- 1Confused; disorderly: a spirit of careless frivolity where all was hugger-muggerMore example sentences
- Leon's sister Helene Mar had herself acted in the silent film era, then spent the rest of her life creating artistes - her hugger-mugger brother, her daughters, who became dancers, and pre-eminently, Johnny.
- It has taken a little over a fortnight for a large group of adults to regress to that institutional hugger-mugger one first encountered at boarding school at the age of eight.
- A hugger-mugger horizontal tenement of ugly, awkward, moulded plastic bathroom fittings bobbing in cess.
- 2Secret; clandestine: there was no longer the hugger-mugger anecdote, or any juicy elbow-gripping gossipMore example sentences
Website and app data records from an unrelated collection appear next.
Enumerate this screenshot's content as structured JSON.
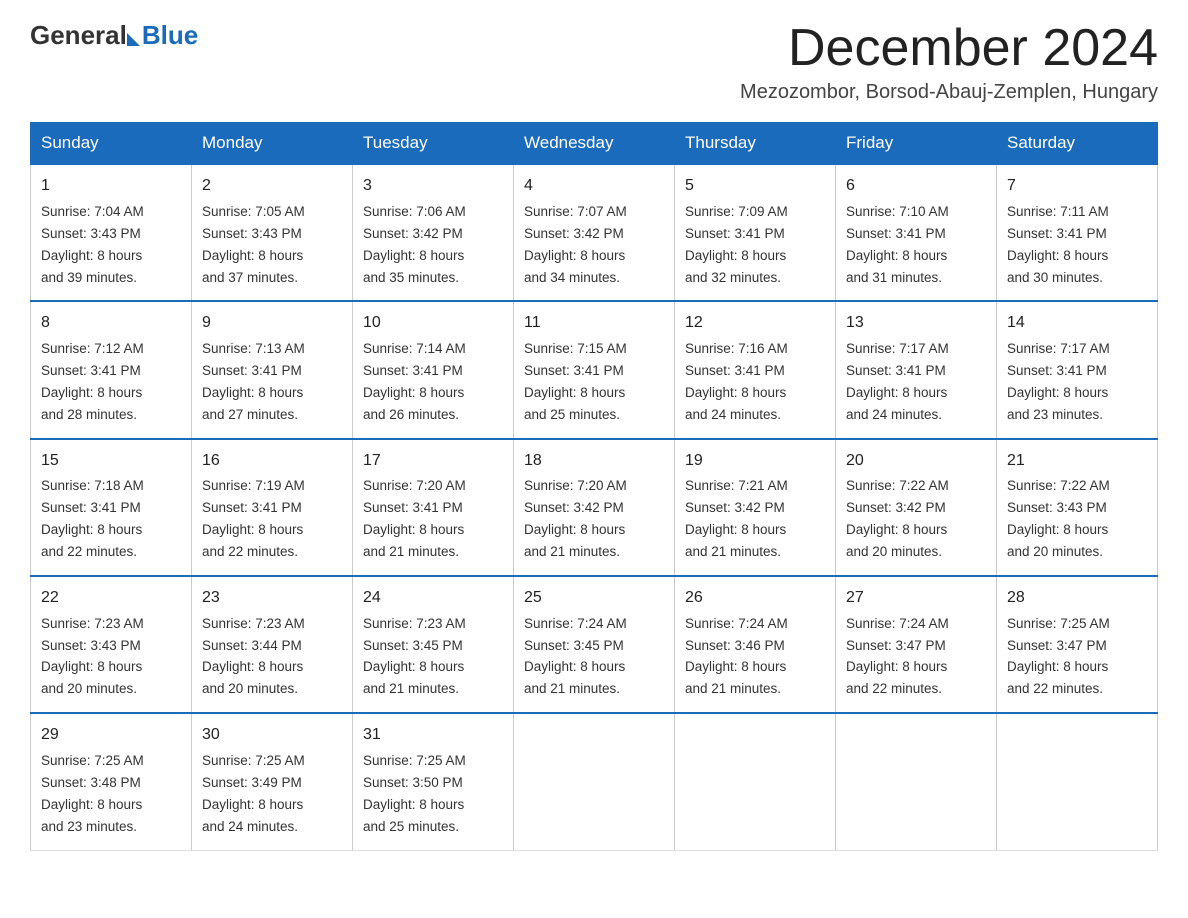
{
  "logo": {
    "general": "General",
    "blue": "Blue"
  },
  "header": {
    "month_title": "December 2024",
    "location": "Mezozombor, Borsod-Abauj-Zemplen, Hungary"
  },
  "weekdays": [
    "Sunday",
    "Monday",
    "Tuesday",
    "Wednesday",
    "Thursday",
    "Friday",
    "Saturday"
  ],
  "weeks": [
    [
      {
        "day": "1",
        "sunrise": "7:04 AM",
        "sunset": "3:43 PM",
        "daylight": "8 hours and 39 minutes."
      },
      {
        "day": "2",
        "sunrise": "7:05 AM",
        "sunset": "3:43 PM",
        "daylight": "8 hours and 37 minutes."
      },
      {
        "day": "3",
        "sunrise": "7:06 AM",
        "sunset": "3:42 PM",
        "daylight": "8 hours and 35 minutes."
      },
      {
        "day": "4",
        "sunrise": "7:07 AM",
        "sunset": "3:42 PM",
        "daylight": "8 hours and 34 minutes."
      },
      {
        "day": "5",
        "sunrise": "7:09 AM",
        "sunset": "3:41 PM",
        "daylight": "8 hours and 32 minutes."
      },
      {
        "day": "6",
        "sunrise": "7:10 AM",
        "sunset": "3:41 PM",
        "daylight": "8 hours and 31 minutes."
      },
      {
        "day": "7",
        "sunrise": "7:11 AM",
        "sunset": "3:41 PM",
        "daylight": "8 hours and 30 minutes."
      }
    ],
    [
      {
        "day": "8",
        "sunrise": "7:12 AM",
        "sunset": "3:41 PM",
        "daylight": "8 hours and 28 minutes."
      },
      {
        "day": "9",
        "sunrise": "7:13 AM",
        "sunset": "3:41 PM",
        "daylight": "8 hours and 27 minutes."
      },
      {
        "day": "10",
        "sunrise": "7:14 AM",
        "sunset": "3:41 PM",
        "daylight": "8 hours and 26 minutes."
      },
      {
        "day": "11",
        "sunrise": "7:15 AM",
        "sunset": "3:41 PM",
        "daylight": "8 hours and 25 minutes."
      },
      {
        "day": "12",
        "sunrise": "7:16 AM",
        "sunset": "3:41 PM",
        "daylight": "8 hours and 24 minutes."
      },
      {
        "day": "13",
        "sunrise": "7:17 AM",
        "sunset": "3:41 PM",
        "daylight": "8 hours and 24 minutes."
      },
      {
        "day": "14",
        "sunrise": "7:17 AM",
        "sunset": "3:41 PM",
        "daylight": "8 hours and 23 minutes."
      }
    ],
    [
      {
        "day": "15",
        "sunrise": "7:18 AM",
        "sunset": "3:41 PM",
        "daylight": "8 hours and 22 minutes."
      },
      {
        "day": "16",
        "sunrise": "7:19 AM",
        "sunset": "3:41 PM",
        "daylight": "8 hours and 22 minutes."
      },
      {
        "day": "17",
        "sunrise": "7:20 AM",
        "sunset": "3:41 PM",
        "daylight": "8 hours and 21 minutes."
      },
      {
        "day": "18",
        "sunrise": "7:20 AM",
        "sunset": "3:42 PM",
        "daylight": "8 hours and 21 minutes."
      },
      {
        "day": "19",
        "sunrise": "7:21 AM",
        "sunset": "3:42 PM",
        "daylight": "8 hours and 21 minutes."
      },
      {
        "day": "20",
        "sunrise": "7:22 AM",
        "sunset": "3:42 PM",
        "daylight": "8 hours and 20 minutes."
      },
      {
        "day": "21",
        "sunrise": "7:22 AM",
        "sunset": "3:43 PM",
        "daylight": "8 hours and 20 minutes."
      }
    ],
    [
      {
        "day": "22",
        "sunrise": "7:23 AM",
        "sunset": "3:43 PM",
        "daylight": "8 hours and 20 minutes."
      },
      {
        "day": "23",
        "sunrise": "7:23 AM",
        "sunset": "3:44 PM",
        "daylight": "8 hours and 20 minutes."
      },
      {
        "day": "24",
        "sunrise": "7:23 AM",
        "sunset": "3:45 PM",
        "daylight": "8 hours and 21 minutes."
      },
      {
        "day": "25",
        "sunrise": "7:24 AM",
        "sunset": "3:45 PM",
        "daylight": "8 hours and 21 minutes."
      },
      {
        "day": "26",
        "sunrise": "7:24 AM",
        "sunset": "3:46 PM",
        "daylight": "8 hours and 21 minutes."
      },
      {
        "day": "27",
        "sunrise": "7:24 AM",
        "sunset": "3:47 PM",
        "daylight": "8 hours and 22 minutes."
      },
      {
        "day": "28",
        "sunrise": "7:25 AM",
        "sunset": "3:47 PM",
        "daylight": "8 hours and 22 minutes."
      }
    ],
    [
      {
        "day": "29",
        "sunrise": "7:25 AM",
        "sunset": "3:48 PM",
        "daylight": "8 hours and 23 minutes."
      },
      {
        "day": "30",
        "sunrise": "7:25 AM",
        "sunset": "3:49 PM",
        "daylight": "8 hours and 24 minutes."
      },
      {
        "day": "31",
        "sunrise": "7:25 AM",
        "sunset": "3:50 PM",
        "daylight": "8 hours and 25 minutes."
      },
      null,
      null,
      null,
      null
    ]
  ],
  "labels": {
    "sunrise": "Sunrise:",
    "sunset": "Sunset:",
    "daylight": "Daylight:"
  }
}
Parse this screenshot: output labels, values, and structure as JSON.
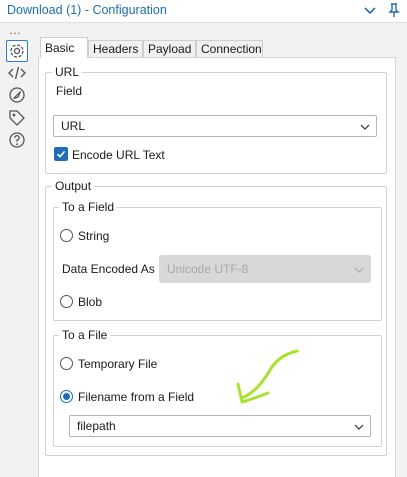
{
  "window": {
    "title": "Download (1) - Configuration",
    "icons": [
      "chevron-down-icon",
      "pin-icon"
    ]
  },
  "sidebar": {
    "overflow": "…",
    "icons": [
      "gear-icon",
      "code-icon",
      "navigate-icon",
      "tag-icon",
      "help-icon"
    ],
    "active_color": "#2b7cd3"
  },
  "tabs": [
    {
      "label": "Basic",
      "active": true
    },
    {
      "label": "Headers",
      "active": false
    },
    {
      "label": "Payload",
      "active": false
    },
    {
      "label": "Connection",
      "active": false
    }
  ],
  "url_group": {
    "legend": "URL",
    "field_label": "Field",
    "field_value": "URL",
    "encode_label": "Encode URL Text",
    "encode_checked": true
  },
  "output_group": {
    "legend": "Output",
    "to_field": {
      "legend": "To a Field",
      "string_label": "String",
      "encoded_as_label": "Data Encoded As",
      "encoded_as_value": "Unicode UTF-8",
      "blob_label": "Blob"
    },
    "to_file": {
      "legend": "To a File",
      "temporary_label": "Temporary File",
      "filename_label": "Filename from a Field",
      "filename_selected": true,
      "filename_value": "filepath"
    }
  },
  "colors": {
    "accent": "#1f6fb5",
    "title": "#1b6fb3",
    "annotation": "#a6e22e"
  }
}
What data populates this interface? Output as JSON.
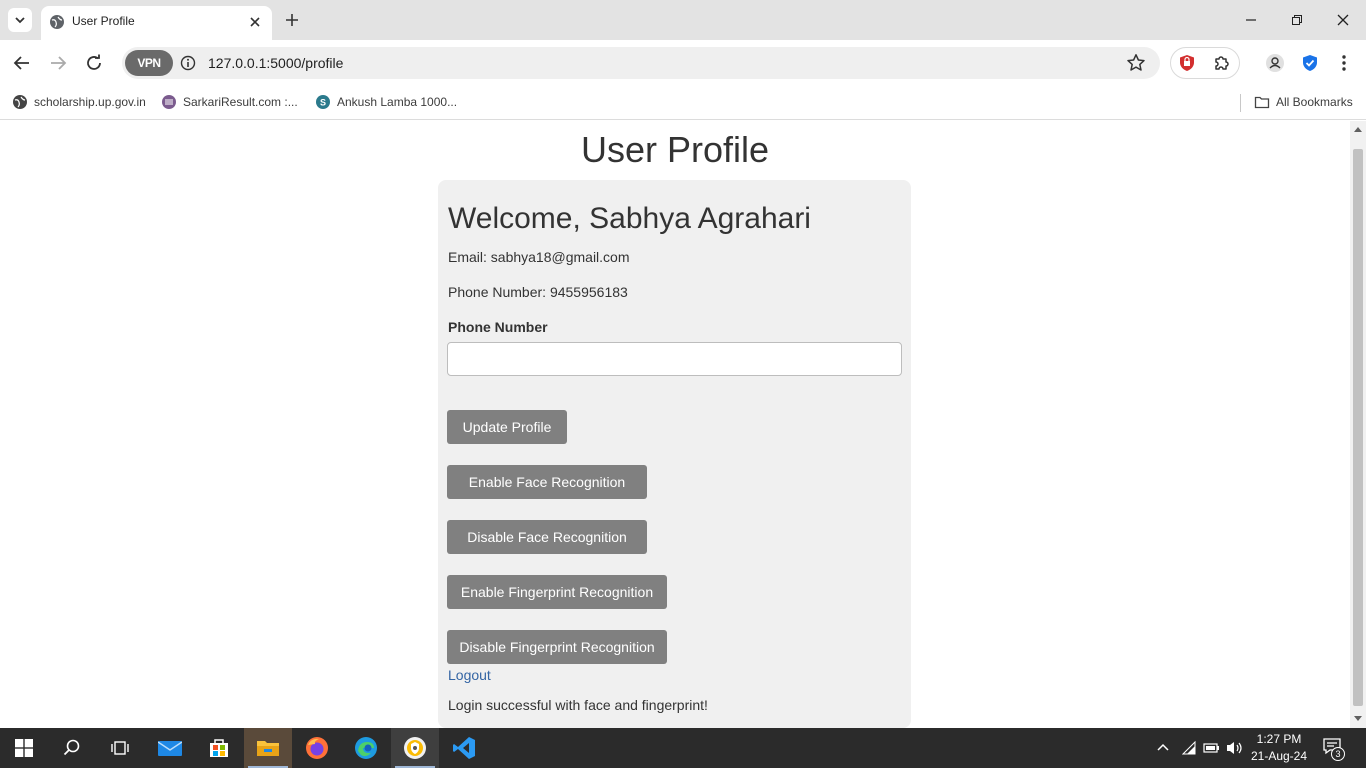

- He successfully pursued this hugger-mugger strategy in 1810.
- I hated going hugger-mugger in the car because I wanted to read and this was impossible with elbows and knees stuck across your face.
- It is a hugger-mugger bubbling pot of intrigue, smuggling, poverty, filth and some of the best food in Asia.
noun[mass noun] Back to top
- 1Disorder or confusion: the vast hugger-mugger of alleysMore example sentences
- The room is a hugger-mugger of tables with a bar, and pictures of Iberians in pink knickerbockers doing painful things to ungulates.
- A few degrees left, and the hugger-mugger of the Old Town resolved itself into an open garret window here, with orange curtains, or there, a ladder leaning precipitously from a roof up onto a disorderly row of chimney pots.
- 2Secrecy or secretive behaviour: he declared war on hugger-mugger and conspiracy, clandestine deals sealed in back roomsMore example sentences
- And the plot wandered and annoyed, piling on new mystical hugger-mugger… but when it came to the end, it hit me like an anvil in the sternum.
- After Polonius and Ophelia have both died violently and been buried ‘in hugger-mugger,’ as Claudius tells Gertrude, the mistreatment of the dead is shocking indeed.
- This may have helpfully covered up some of the (to rephrase Proust) intermittences of the art, but it also increased the sense of hugger-mugger.
early 16th century (in sense 2 of the noun): probably related to huddle and to dialect mucker 'hoard money, conceal'. This is one of a number of similar formations from late Middle English to the 16th century, including hucker-mucker and hudder-mudder, with the basic sense 'secrecy, concealment'.